One of my goals with landrace plant breeding is to add more nutrients to my plants. That is not something I can directly measure as a small scale farmer, but I can look at my corn crop for instance and say: "Hmm. Purple is typically due to anthocyanins, so I can select for more purple cobs." Or I can say, "Yellow color in corn is normally due to carotenes, so I can select for yellow kernels instead of white." With cantaloupes, I figure that more orange means more carotenes, which is a good thing, because oranger fruits also taste better to me. We can certainly allow plants to cross pollinate, and then select among the grandchildren for the edible parts that most resemble the high nutrient grandparent. I put heavy selection pressure on my butternut squash towards oranger flesh. Eventually, most of my butternut squash will have a deep orange color similar to the one on the left.
Regardless of what shape the fruit is:

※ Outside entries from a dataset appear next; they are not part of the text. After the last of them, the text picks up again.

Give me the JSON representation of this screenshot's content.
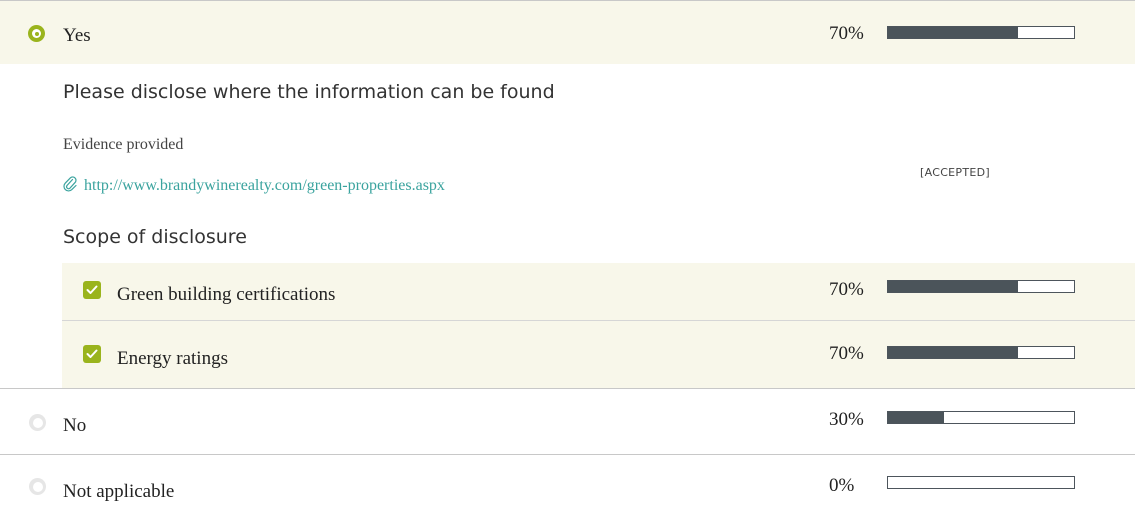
{
  "options": [
    {
      "label": "Yes",
      "selected": true,
      "percent_text": "70%",
      "percent": 70
    },
    {
      "label": "No",
      "selected": false,
      "percent_text": "30%",
      "percent": 30
    },
    {
      "label": "Not applicable",
      "selected": false,
      "percent_text": "0%",
      "percent": 0
    }
  ],
  "disclosure": {
    "heading": "Please disclose where the information can be found",
    "evidence_label": "Evidence provided",
    "evidence_link": "http://www.brandywinerealty.com/green-properties.aspx",
    "evidence_status": "[ACCEPTED]"
  },
  "scope": {
    "heading": "Scope of disclosure",
    "items": [
      {
        "label": "Green building certifications",
        "checked": true,
        "percent_text": "70%",
        "percent": 70
      },
      {
        "label": "Energy ratings",
        "checked": true,
        "percent_text": "70%",
        "percent": 70
      }
    ]
  },
  "colors": {
    "accent": "#9ab41d",
    "bar_fill": "#4b545a",
    "link": "#3aa39e",
    "selected_bg": "#f8f7ea"
  },
  "icons": {
    "radio_selected": "radio-selected-icon",
    "radio_unselected": "radio-unselected-icon",
    "checkbox_checked": "checkbox-checked-icon",
    "link": "paperclip-icon"
  }
}
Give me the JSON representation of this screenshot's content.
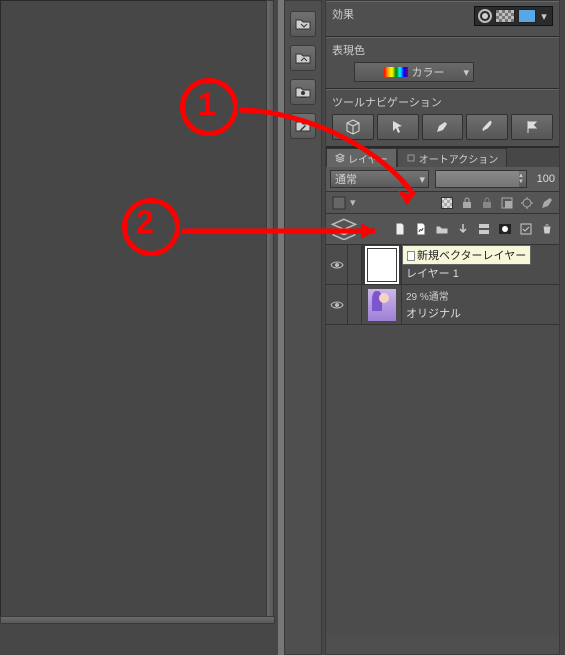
{
  "effects": {
    "title": "効果"
  },
  "display_color": {
    "title": "表現色",
    "selected": "カラー"
  },
  "tool_nav": {
    "title": "ツールナビゲーション"
  },
  "tabs": {
    "layer": "レイヤー",
    "autoaction": "オートアクション"
  },
  "layer_panel": {
    "blend_mode": "通常",
    "opacity": "100"
  },
  "layers": [
    {
      "tooltip": "新規ベクターレイヤー",
      "name": "レイヤー 1"
    },
    {
      "blend_info": "29 %通常",
      "name": "オリジナル"
    }
  ],
  "annotations": {
    "one": "1",
    "two": "2"
  }
}
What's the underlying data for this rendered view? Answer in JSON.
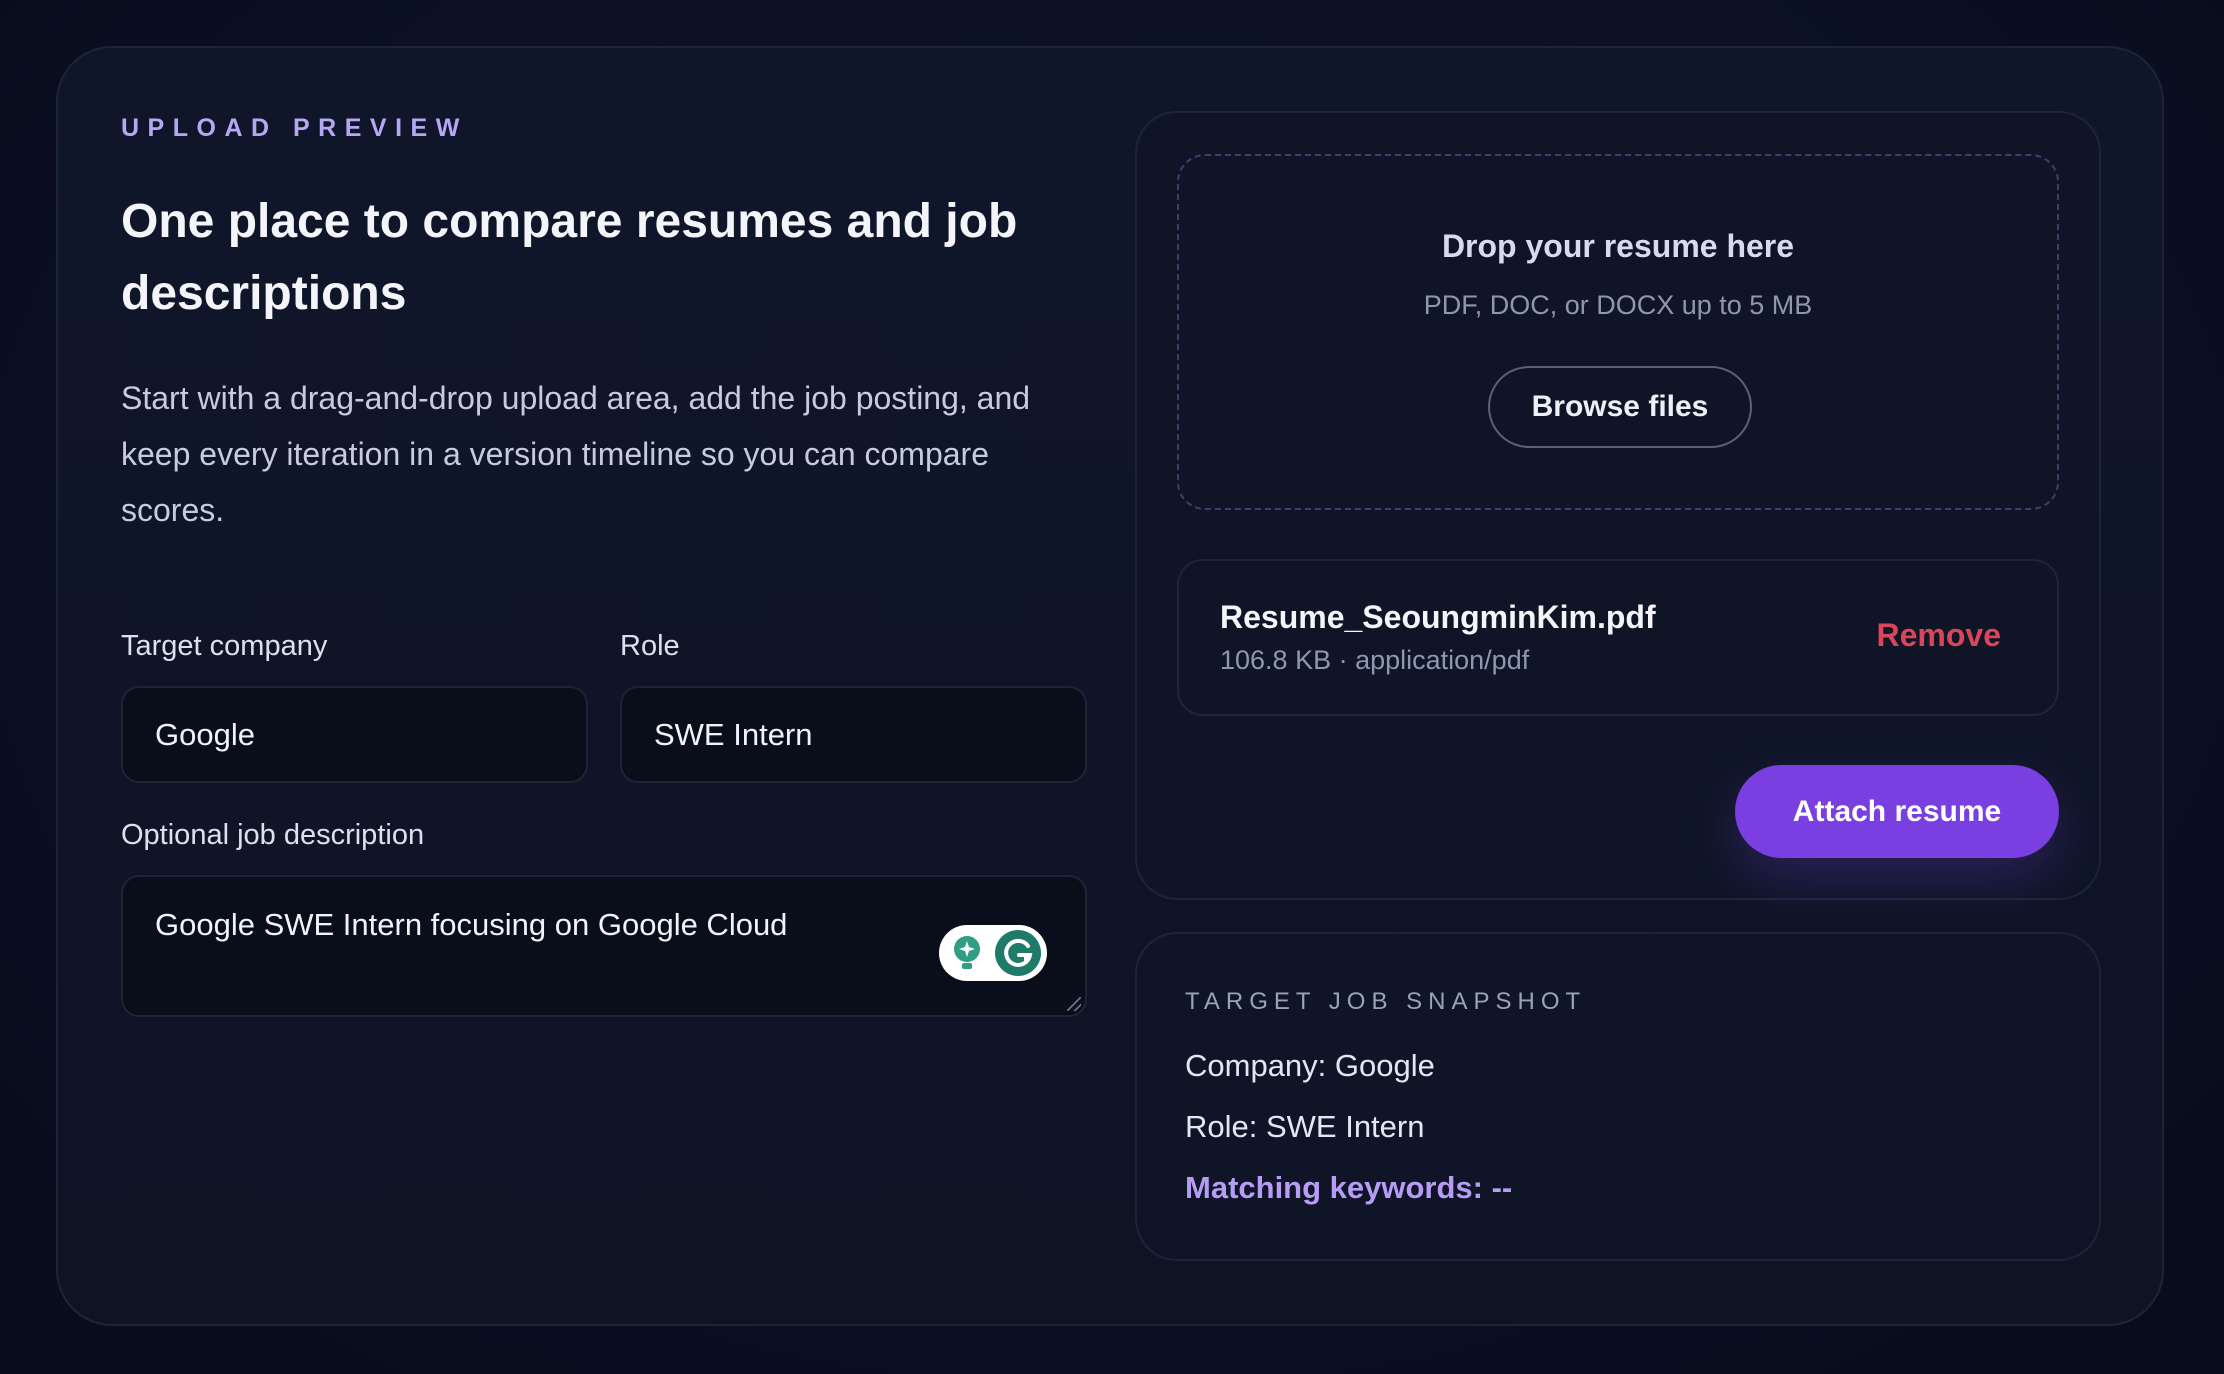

We can start from where we are at today. Two or three varieties, planted close together so they can cross pollinate, is a great starting point for building a genetically diverse population for our own gardens. I have huge fields devoted to landrace plant breeding, so a few years back it was simple for me to plant 10,000 corn seeds in my quest to develop a frost tolerant race of corn. I was thrilled with the 42 plants that survived. I took a more laid back approach with Swiss Chard, and Turnips. I grew my favorite cultivar to start with, and have added another cultivar from time to time. Sometimes the added cultivar only contributes pollen. I figure that there is no harm done if the new cultivars I trial are around 10% or less of the crop. If I don't like what the children or grandchildren look like I can weed them out before they produce seeds.
I figure that Astronomy Domine is an enhanced nutrition sweet corn because of all the extra colors. I am working on a super-purple (tastes like cherries) sweet corn. It's a slow process, because the super-purple trait interferes with plant growth. I'm leaning towards a super-purple landrace hybrid: I'm thinking that would allow me to combine the high anthocyanin content with good growth, while still maintaining the genetic diversity, flexibility, and local adaptation that I have come to expect from my crops.
These watermelons, plus one not pictured, represent the entire harvest of watermelons the year that I started my watermelon landrace: That's out of around 300 varieties that were planted!!! Watermelons really do not do well in my climate. Last summer was my second year. I harvested perhaps 60 fruits from a much smaller planting. Based on past experience, next year should be the magical year for watermelons. I love the third year of saving my own seeds, everything just seems to come together.
Some cultivars may continue to elude my grasp... I have not been able to grow fruits from a cushaw/mixta squash. It might be one of those species that is just too far out of it's comfort zone in my garden.